Posted on Saturday 22 January 2011 byUlster Business
Medical products manufacturer TG Eakin may not be a household name in Northern Ireland, but the company has grown in to one of the region's most successful export businesses under the leadership of Managing Director Jeremy Eakin
It is important to Jeremy Eakin that the company he runs is an enjoyable place to work.
Based on the Ballystockart Road near Comber, the company was originally formed by pharmacist Tom Eakin, Jeremy's father, in 1974. It manufactures high-quality skin protection products for use in stoma and wound care.
The products developed by Tom Eakin were initially sold by another company under its own brand name, and it stayed that way until the early 1990s when the firm decided to expand by exporting and increasing R&D. In 2007, it acquired Pelican Healthcare a Cardiff-based supplier and manufacturer of specialist stoma and feminine health products.
It now exports to 30 countries, with key markets being the developed Western countries in Europe, North America and Australasia.
That export success led to the firm winning the Queen's Award for Enterprise last year, and Jeremy Eakin says it was recognition for its loyal and dedicated staff.
"It's good for a bit of publicity, it's good for customer relations, it's great for staff because especially in manufacturing people sitting in factories making the products don't tend to get a lot of recognition for what you do."
Eakin says he wants to retain the family business ethos created by his father, who remains involved with the company's R&D department.
"Something I feel very strongly about is that it must be a nice place to work. When I left university I went to work for a large company and really didn't like the culture of a big impersonal organisation. I came to work in the family business and really valued it and it is something I want to maintain," he said.
"We don't have lots of layers of management. There's a lot of staff socialising, we go go-karting and paintballing. The whole factory had a weekend away in the Slieve Donard in September. We generally have a lot of fun.
"The bottom line is you spend a third of your life in work, why come somewhere every day where you are miserable? Okay you've got to get paid, but you've got to enjoy it while you're here. I really believe that. Nobody should be working somewhere that makes them miserable."
When it outgrew premises in Dundonald the company converted the disused primary school at its current location into its main factory. Conveniently only five minutes drive from his family home in Dundonald, Eakin says he wants to keep the firm's headquarters in Comber, but is already having to rent warehousing space in Castlereagh.
"We are desperately in need of expansion and I think we will be able to do it at this site. In the short term we had to put some of our production and jobs into Cardiff. But the aim is that this is the group hub and we would prefer not to move. We want to double the size of this place hopefully by 2012."
That need for expansion confirms that the business is performing extremely well, and Eakin is positive about what 2011 holds.
"I am very optimistic because we are on the crest of a wave and there's no indication we'll fall off that. Our sales are growing, we have great new products that have been well received. I can see good, manageable growth for the next 5-10 years," he said.
"After saying that it is going to be much more challenging and we are going to have to fight for our sales because as you grow and become more successful your competitors grow sharper teeth.

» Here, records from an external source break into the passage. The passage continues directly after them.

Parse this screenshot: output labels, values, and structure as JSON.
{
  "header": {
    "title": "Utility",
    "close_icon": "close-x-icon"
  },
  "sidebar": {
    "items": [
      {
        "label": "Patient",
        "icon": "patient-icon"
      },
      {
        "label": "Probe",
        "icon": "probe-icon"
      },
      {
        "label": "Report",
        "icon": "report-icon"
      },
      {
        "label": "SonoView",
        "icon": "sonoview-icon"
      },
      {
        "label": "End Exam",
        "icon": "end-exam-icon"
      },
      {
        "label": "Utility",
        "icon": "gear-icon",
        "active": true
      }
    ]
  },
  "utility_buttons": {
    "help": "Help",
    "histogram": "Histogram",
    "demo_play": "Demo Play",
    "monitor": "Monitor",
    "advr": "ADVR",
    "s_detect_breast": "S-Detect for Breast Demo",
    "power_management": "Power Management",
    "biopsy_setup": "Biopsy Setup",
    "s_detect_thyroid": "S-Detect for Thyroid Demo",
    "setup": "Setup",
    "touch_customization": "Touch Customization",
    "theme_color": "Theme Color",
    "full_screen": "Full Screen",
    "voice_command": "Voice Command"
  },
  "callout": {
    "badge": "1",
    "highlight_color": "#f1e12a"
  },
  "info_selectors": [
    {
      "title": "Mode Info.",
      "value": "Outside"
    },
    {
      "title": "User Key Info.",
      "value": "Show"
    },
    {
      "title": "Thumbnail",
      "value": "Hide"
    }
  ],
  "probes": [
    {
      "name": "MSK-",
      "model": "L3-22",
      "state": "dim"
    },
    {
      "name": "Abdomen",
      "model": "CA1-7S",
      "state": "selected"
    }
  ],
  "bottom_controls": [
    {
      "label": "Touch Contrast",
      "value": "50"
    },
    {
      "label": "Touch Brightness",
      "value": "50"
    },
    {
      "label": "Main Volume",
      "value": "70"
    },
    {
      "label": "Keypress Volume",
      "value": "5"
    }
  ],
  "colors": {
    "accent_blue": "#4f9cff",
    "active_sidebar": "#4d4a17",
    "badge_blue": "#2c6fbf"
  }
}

"Even before the world economic climate changed, we were noticing that in many countries governments have clamped down on the price they are prepared to pay for our products, so our margins are getting tighter.
"It is forcing us to be more cost aware and productive, but we are good at that. We have a good history of reinvesting to automate and improve production methods and I'm confident we'll be able to do that without moving our production to China, which is what all our competitors have done."
While the firm has never had problems recruiting in R&D, sales and marketing or finance, Eakin says Northern Ireland's benefits culture has often made it hard to recruit for manual production jobs.
"Ask anyone in manufacturing they will tell you the same thing. We wouldn't be based in Northern Ireland now if Polish workers hadn't come to Northern Ireland five or six years ago, simple as that. We couldn't have survived," he explained.
"The situation is improving due to the increase in unemployment. The people we have got are fantastic, there are some real gems. But there are a lot of people who fill out applications because they have to and don't turn up for interviews."
The manufacturer has received some support from Invest NI, but Eakin is not fully convinced by the economic development agency's approach.
"If you are in debt or not making much money Invest NI are keen to help. In the years when we've been profitable or built up some reserves in anticipation of an investment, Invest NI look at your accounts and say you can fund it yourself, we're not going to help you. In terms of financial assistance we got no help until we bought Pelican and they have agreed to help us with some R&D projects."
He adds: "I think they focus too much on high profile news stories, such as bringing in an American company that brings a lot of short terms jobs. I think they'd be far better focusing on indigenous companies that started here, that are doing well. We're not going to move away. We own this company, our roots are here, our families are here. I'm not going to move to Slovakia to live, whereas some American board that's put a plant in Belfast can easily make a decision to switch it to Timbuktu."